* I’d also like to sing the praises of Mickey Doyle, believe it or not. One of the weirdest performances on a show full of weird performances, Paul Sparks’s unctuous, nasal, giggling bootlegger has become a favorite occupier of screen time for me, for no more complicated a reason than that he’s funny and strange, moving and sounding like no other person on television. Take it where you can get it!
* Women-wise? This was a step in the right direction. Angela we’ve already talked about, but however predatory and loathsome she may be, it’s abundantly clear that Gillian was broken by the Commodore all those years ago. Her seduction of Jimmy was train-wreck awful but also pitiful — the way she had to repeat to herself that there was nothing wrong with “any of it” could only be referring to the whole freakshow of her life, whether or not she’d ever admit it. Ironically given the circumstnaces, it took some of the archetypal Jocasta out of her and made her into a human being we could understand.
* And while there’s virtually nothing I find more boring in a drama than Catholicism, I can almost appreciate its use in Margaret’s storyline.
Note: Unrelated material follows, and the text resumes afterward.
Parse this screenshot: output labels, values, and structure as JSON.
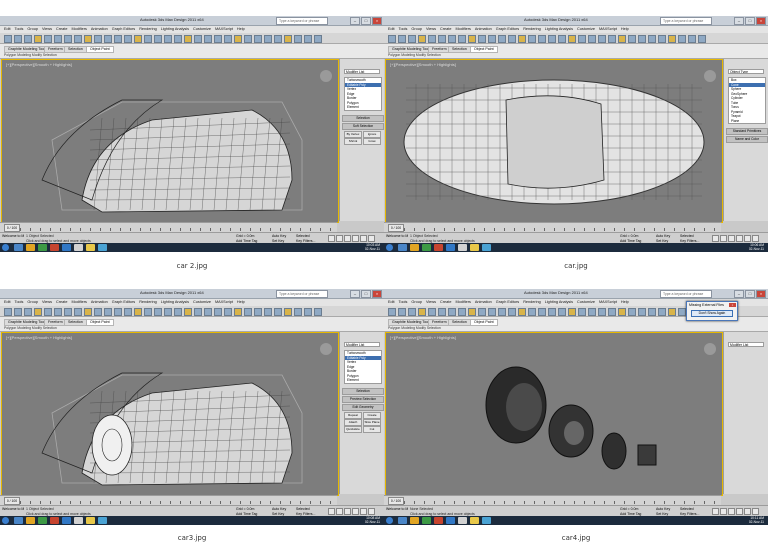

I think we’ve learned enough about her to understand that this isn’t a real religious awakening in her — it’s a lighthouse as she drifts in the fog of her own guilt over everything else in her life. As she convinces herself that this is the only outlet for her emotions and the only way to right the wrongs she’s committed, she could become as problematic as any legit fanatic.
* So there you have it: An episode that might could represent the moment Boardwalk Empire became Boardwalk Empire — an a-ha episode akin to “College” for The Sopranos, according to conventional wisdom, or “University” for The Sopranos, according to me. And it sets up quite a finale: As best I can tell, Chalky is still gunning for the KKK, Manny Horvitz is after Jimmy, Jimmy has got to be after Manny, Richard seems even more likely after Manny, Mickey Doyle could be up to no good, Van Alden could be up to god knows what, Nucky and Owen might come to blows…